Underlying sleep pathology may cause chronic high fatigue in shift-workers
About 20–25% of the population in primary healthcare settings complains of chronic fatigue but this symptom has been under-emphasized compared with sleepiness in clinical practice. Shift-workers are particularly vulnerable because of various fatigue-related personal and public morbidity and mortality. The goal of this cross-sectional study was to explore if fatigue severity could be used as an independent predictive tool to identify underlying sleep pathology. The 21 most-fatigued (study group) and 23 least-fatigued (control) miners were selected on the basis of the Fatigue Severity Scale (FSS), which was administered to 195 subjects in an underground mine in Timmins, a town in northern Ontario. The two groups were matched for age, gender, and body mass index (BMI). Mean FSS score for the most-fatigued subjects was 4.9 ± 0.5 and the least-fatigued was 2.2 ± 0.5 (P < 0.0001). The subjects from each group were studied polysomnographically to identify sleep disorders. The polysomnographic data in 15 of 21 (71.4%) of the most-fatigued subjects displayed significant sleep pathology compared with only three of 23 (13.0%) in the least-fatigued subjects. Based on Fisher's exact test, the difference between the two groups was highly significant (P < 0.0001). Also, in the total subject pool (n = 195), the correlation between subjective fatigue and sleepiness was not very strong (Pearson's r = 0.45), suggesting that these two symptoms can be independent phenomena. It is concluded that chronic high fatigue can be an independent manifestation of underlying sleep pathology, which warrants independent subjective and objective assessment.

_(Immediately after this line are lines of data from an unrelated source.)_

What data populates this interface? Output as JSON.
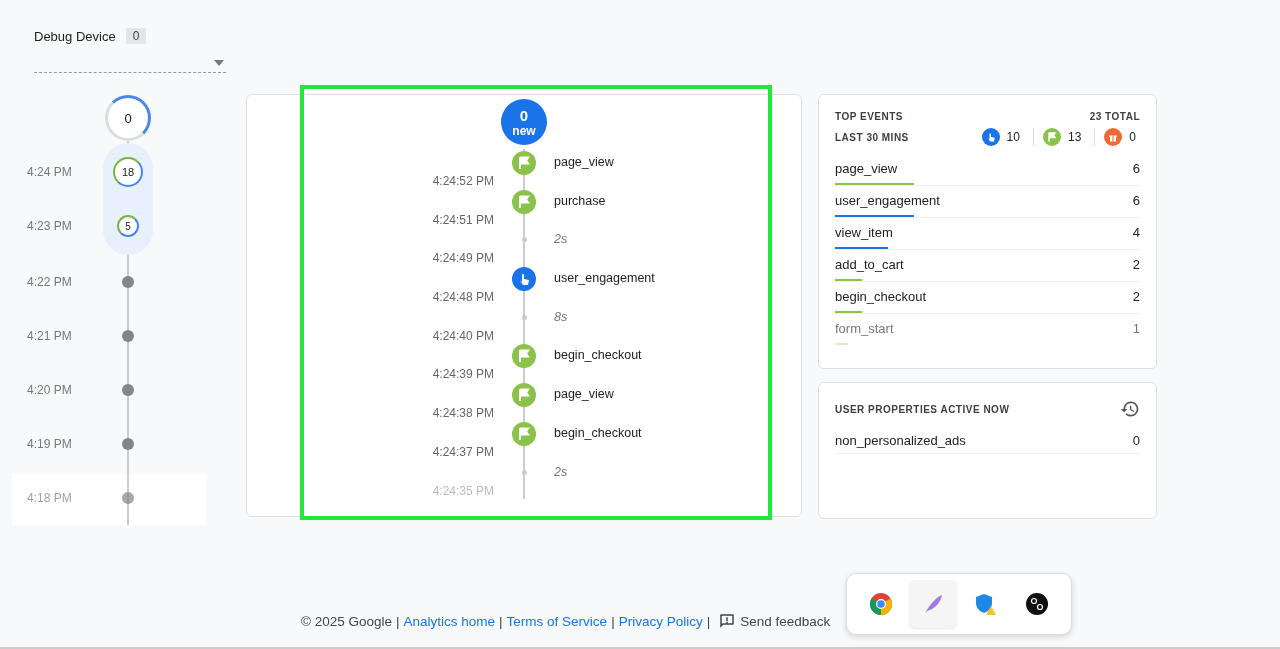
{
  "debug_device": {
    "label": "Debug Device",
    "count": "0"
  },
  "minutes": {
    "current": "0",
    "items": [
      {
        "time": "4:24 PM",
        "count": "18",
        "kind": "ring",
        "selected": true
      },
      {
        "time": "4:23 PM",
        "count": "5",
        "kind": "ring",
        "selected": true
      },
      {
        "time": "4:22 PM",
        "kind": "dot",
        "selected": false
      },
      {
        "time": "4:21 PM",
        "kind": "dot",
        "selected": false
      },
      {
        "time": "4:20 PM",
        "kind": "dot",
        "selected": false
      },
      {
        "time": "4:19 PM",
        "kind": "dot",
        "selected": false
      },
      {
        "time": "4:18 PM",
        "kind": "dot",
        "selected": false
      }
    ]
  },
  "stream": {
    "new_count": "0",
    "new_label": "new",
    "items": [
      {
        "kind": "conversion",
        "label": "page_view",
        "time": "4:24:52 PM"
      },
      {
        "kind": "conversion",
        "label": "purchase",
        "time": "4:24:51 PM"
      },
      {
        "kind": "gap",
        "label": "2s",
        "time": "4:24:49 PM"
      },
      {
        "kind": "engagement",
        "label": "user_engagement",
        "time": "4:24:48 PM"
      },
      {
        "kind": "gap",
        "label": "8s",
        "time": "4:24:40 PM"
      },
      {
        "kind": "conversion",
        "label": "begin_checkout",
        "time": "4:24:39 PM"
      },
      {
        "kind": "conversion",
        "label": "page_view",
        "time": "4:24:38 PM"
      },
      {
        "kind": "conversion",
        "label": "begin_checkout",
        "time": "4:24:37 PM"
      },
      {
        "kind": "gap",
        "label": "2s",
        "time": "4:24:35 PM"
      }
    ]
  },
  "top_events": {
    "title": "TOP EVENTS",
    "total": "23 TOTAL",
    "period": "LAST 30 MINS",
    "counts": [
      {
        "kind": "engagement",
        "value": "10"
      },
      {
        "kind": "conversion",
        "value": "13"
      },
      {
        "kind": "error",
        "value": "0"
      }
    ],
    "rows": [
      {
        "name": "page_view",
        "count": "6",
        "level": 0.26,
        "color": "#8bc34a"
      },
      {
        "name": "user_engagement",
        "count": "6",
        "level": 0.26,
        "color": "#1a73e8"
      },
      {
        "name": "view_item",
        "count": "4",
        "level": 0.175,
        "color": "#1a73e8"
      },
      {
        "name": "add_to_cart",
        "count": "2",
        "level": 0.087,
        "color": "#8bc34a"
      },
      {
        "name": "begin_checkout",
        "count": "2",
        "level": 0.087,
        "color": "#8bc34a"
      },
      {
        "name": "form_start",
        "count": "1",
        "level": 0.044,
        "color": "#dcedc8"
      }
    ]
  },
  "user_properties": {
    "title": "USER PROPERTIES ACTIVE NOW",
    "rows": [
      {
        "name": "non_personalized_ads",
        "value": "0"
      }
    ]
  },
  "footer": {
    "copyright": "© 2025 Google",
    "separators": [
      "|",
      "|",
      "|",
      "|"
    ],
    "links": [
      "Analytics home",
      "Terms of Service",
      "Privacy Policy"
    ],
    "feedback": "Send feedback"
  },
  "dock": [
    {
      "kind": "browser",
      "selected": false
    },
    {
      "kind": "feather",
      "selected": true
    },
    {
      "kind": "shield",
      "selected": false
    },
    {
      "kind": "logo",
      "selected": false
    }
  ]
}
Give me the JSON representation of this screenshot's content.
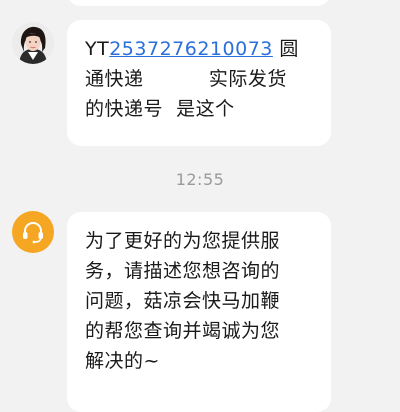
{
  "messages": [
    {
      "from": "user",
      "avatar": "user-avatar",
      "prefix": "YT",
      "tracking_number": "2537276210073",
      "line1_suffix": " 圆",
      "line2": "通快递          实际发货",
      "line3": "的快递号  是这个"
    },
    {
      "from": "agent",
      "avatar": "headset-icon",
      "lines": [
        "为了更好的为您提供服",
        "务，请描述您想咨询的",
        "问题，菇凉会快马加鞭",
        "的帮您查询并竭诚为您",
        "解决的~"
      ]
    }
  ],
  "timestamp": "12:55",
  "colors": {
    "background": "#f2f2f2",
    "bubble": "#ffffff",
    "link": "#2a6fdb",
    "agent_avatar": "#f5a623",
    "timestamp": "#9a9a9a"
  }
}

Document Type: Research Article
Affiliations: Sleep Research Laboratory and Department of Psychiatry, Toronto Western Hospital, University Health Network, Toronto, Ontario, Canada
Publication date: September 1, 2003